--- Given data Enclosed Below ---
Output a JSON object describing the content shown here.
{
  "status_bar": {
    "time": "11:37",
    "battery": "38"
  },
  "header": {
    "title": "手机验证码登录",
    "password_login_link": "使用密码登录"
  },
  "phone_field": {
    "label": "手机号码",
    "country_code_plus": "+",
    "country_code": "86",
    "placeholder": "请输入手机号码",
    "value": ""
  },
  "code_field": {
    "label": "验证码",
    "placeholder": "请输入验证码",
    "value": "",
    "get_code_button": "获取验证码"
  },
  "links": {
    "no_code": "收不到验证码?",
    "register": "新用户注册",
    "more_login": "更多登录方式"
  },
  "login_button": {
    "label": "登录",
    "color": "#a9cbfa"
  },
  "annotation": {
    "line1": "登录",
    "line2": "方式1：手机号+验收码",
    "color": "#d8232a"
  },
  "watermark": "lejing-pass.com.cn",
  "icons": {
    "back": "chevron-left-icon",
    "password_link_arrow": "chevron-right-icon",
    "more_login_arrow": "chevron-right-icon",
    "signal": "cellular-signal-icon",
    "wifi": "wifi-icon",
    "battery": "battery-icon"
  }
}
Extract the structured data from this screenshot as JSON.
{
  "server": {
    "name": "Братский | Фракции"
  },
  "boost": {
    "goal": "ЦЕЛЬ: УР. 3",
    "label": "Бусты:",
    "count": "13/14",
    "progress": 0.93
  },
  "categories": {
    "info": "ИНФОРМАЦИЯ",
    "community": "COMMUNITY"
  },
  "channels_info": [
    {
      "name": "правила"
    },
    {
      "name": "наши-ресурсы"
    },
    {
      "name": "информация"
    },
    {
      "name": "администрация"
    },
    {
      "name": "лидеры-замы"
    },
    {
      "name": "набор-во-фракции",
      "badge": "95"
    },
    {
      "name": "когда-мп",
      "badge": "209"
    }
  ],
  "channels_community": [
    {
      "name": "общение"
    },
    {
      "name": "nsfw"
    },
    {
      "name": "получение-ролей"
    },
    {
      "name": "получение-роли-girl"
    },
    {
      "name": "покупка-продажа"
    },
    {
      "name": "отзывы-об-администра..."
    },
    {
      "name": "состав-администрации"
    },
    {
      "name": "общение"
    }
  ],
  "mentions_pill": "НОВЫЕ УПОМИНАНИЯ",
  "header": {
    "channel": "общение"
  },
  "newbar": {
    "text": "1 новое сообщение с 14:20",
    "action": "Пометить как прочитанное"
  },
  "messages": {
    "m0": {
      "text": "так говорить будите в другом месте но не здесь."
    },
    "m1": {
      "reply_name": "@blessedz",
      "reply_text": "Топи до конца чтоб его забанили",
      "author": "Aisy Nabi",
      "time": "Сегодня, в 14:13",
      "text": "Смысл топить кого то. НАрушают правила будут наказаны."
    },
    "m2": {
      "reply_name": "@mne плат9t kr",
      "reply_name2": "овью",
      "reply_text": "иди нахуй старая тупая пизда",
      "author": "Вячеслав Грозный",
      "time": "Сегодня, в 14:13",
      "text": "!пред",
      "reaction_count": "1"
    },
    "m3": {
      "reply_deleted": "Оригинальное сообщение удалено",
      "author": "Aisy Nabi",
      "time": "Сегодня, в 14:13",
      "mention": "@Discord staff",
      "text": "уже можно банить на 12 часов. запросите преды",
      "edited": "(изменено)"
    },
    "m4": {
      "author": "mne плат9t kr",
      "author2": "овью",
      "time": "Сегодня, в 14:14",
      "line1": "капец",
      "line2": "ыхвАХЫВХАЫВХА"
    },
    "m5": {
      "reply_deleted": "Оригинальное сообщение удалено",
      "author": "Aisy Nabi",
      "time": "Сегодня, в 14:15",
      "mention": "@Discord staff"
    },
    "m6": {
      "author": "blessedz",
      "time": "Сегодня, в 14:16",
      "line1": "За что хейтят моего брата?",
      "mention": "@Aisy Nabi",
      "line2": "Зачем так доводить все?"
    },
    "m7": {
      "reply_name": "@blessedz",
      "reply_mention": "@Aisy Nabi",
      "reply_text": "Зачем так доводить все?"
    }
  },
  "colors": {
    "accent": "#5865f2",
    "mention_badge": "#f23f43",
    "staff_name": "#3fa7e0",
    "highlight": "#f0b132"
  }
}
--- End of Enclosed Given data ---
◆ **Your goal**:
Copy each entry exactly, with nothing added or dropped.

◆ **Answer for this exercise**:
Output a JSON object describing the content shown here.
{
  "status_bar": {
    "time": "11:37",
    "battery": "38"
  },
  "header": {
    "title": "手机验证码登录",
    "password_login_link": "使用密码登录"
  },
  "phone_field": {
    "label": "手机号码",
    "country_code_plus": "+",
    "country_code": "86",
    "placeholder": "请输入手机号码",
    "value": ""
  },
  "code_field": {
    "label": "验证码",
    "placeholder": "请输入验证码",
    "value": "",
    "get_code_button": "获取验证码"
  },
  "links": {
    "no_code": "收不到验证码?",
    "register": "新用户注册",
    "more_login": "更多登录方式"
  },
  "login_button": {
    "label": "登录",
    "color": "#a9cbfa"
  },
  "annotation": {
    "line1": "登录",
    "line2": "方式1：手机号+验收码",
    "color": "#d8232a"
  },
  "watermark": "lejing-pass.com.cn",
  "icons": {
    "back": "chevron-left-icon",
    "password_link_arrow": "chevron-right-icon",
    "more_login_arrow": "chevron-right-icon",
    "signal": "cellular-signal-icon",
    "wifi": "wifi-icon",
    "battery": "battery-icon"
  }
}
Extract the structured data from this screenshot as JSON.
{
  "server": {
    "name": "Братский | Фракции"
  },
  "boost": {
    "goal": "ЦЕЛЬ: УР. 3",
    "label": "Бусты:",
    "count": "13/14",
    "progress": 0.93
  },
  "categories": {
    "info": "ИНФОРМАЦИЯ",
    "community": "COMMUNITY"
  },
  "channels_info": [
    {
      "name": "правила"
    },
    {
      "name": "наши-ресурсы"
    },
    {
      "name": "информация"
    },
    {
      "name": "администрация"
    },
    {
      "name": "лидеры-замы"
    },
    {
      "name": "набор-во-фракции",
      "badge": "95"
    },
    {
      "name": "когда-мп",
      "badge": "209"
    }
  ],
  "channels_community": [
    {
      "name": "общение"
    },
    {
      "name": "nsfw"
    },
    {
      "name": "получение-ролей"
    },
    {
      "name": "получение-роли-girl"
    },
    {
      "name": "покупка-продажа"
    },
    {
      "name": "отзывы-об-администра..."
    },
    {
      "name": "состав-администрации"
    },
    {
      "name": "общение"
    }
  ],
  "mentions_pill": "НОВЫЕ УПОМИНАНИЯ",
  "header": {
    "channel": "общение"
  },
  "newbar": {
    "text": "1 новое сообщение с 14:20",
    "action": "Пометить как прочитанное"
  },
  "messages": {
    "m0": {
      "text": "так говорить будите в другом месте но не здесь."
    },
    "m1": {
      "reply_name": "@blessedz",
      "reply_text": "Топи до конца чтоб его забанили",
      "author": "Aisy Nabi",
      "time": "Сегодня, в 14:13",
      "text": "Смысл топить кого то. НАрушают правила будут наказаны."
    },
    "m2": {
      "reply_name": "@mne плат9t kr",
      "reply_name2": "овью",
      "reply_text": "иди нахуй старая тупая пизда",
      "author": "Вячеслав Грозный",
      "time": "Сегодня, в 14:13",
      "text": "!пред",
      "reaction_count": "1"
    },
    "m3": {
      "reply_deleted": "Оригинальное сообщение удалено",
      "author": "Aisy Nabi",
      "time": "Сегодня, в 14:13",
      "mention": "@Discord staff",
      "text": "уже можно банить на 12 часов. запросите преды",
      "edited": "(изменено)"
    },
    "m4": {
      "author": "mne плат9t kr",
      "author2": "овью",
      "time": "Сегодня, в 14:14",
      "line1": "капец",
      "line2": "ыхвАХЫВХАЫВХА"
    },
    "m5": {
      "reply_deleted": "Оригинальное сообщение удалено",
      "author": "Aisy Nabi",
      "time": "Сегодня, в 14:15",
      "mention": "@Discord staff"
    },
    "m6": {
      "author": "blessedz",
      "time": "Сегодня, в 14:16",
      "line1": "За что хейтят моего брата?",
      "mention": "@Aisy Nabi",
      "line2": "Зачем так доводить все?"
    },
    "m7": {
      "reply_name": "@blessedz",
      "reply_mention": "@Aisy Nabi",
      "reply_text": "Зачем так доводить все?"
    }
  },
  "colors": {
    "accent": "#5865f2",
    "mention_badge": "#f23f43",
    "staff_name": "#3fa7e0",
    "highlight": "#f0b132"
  }
}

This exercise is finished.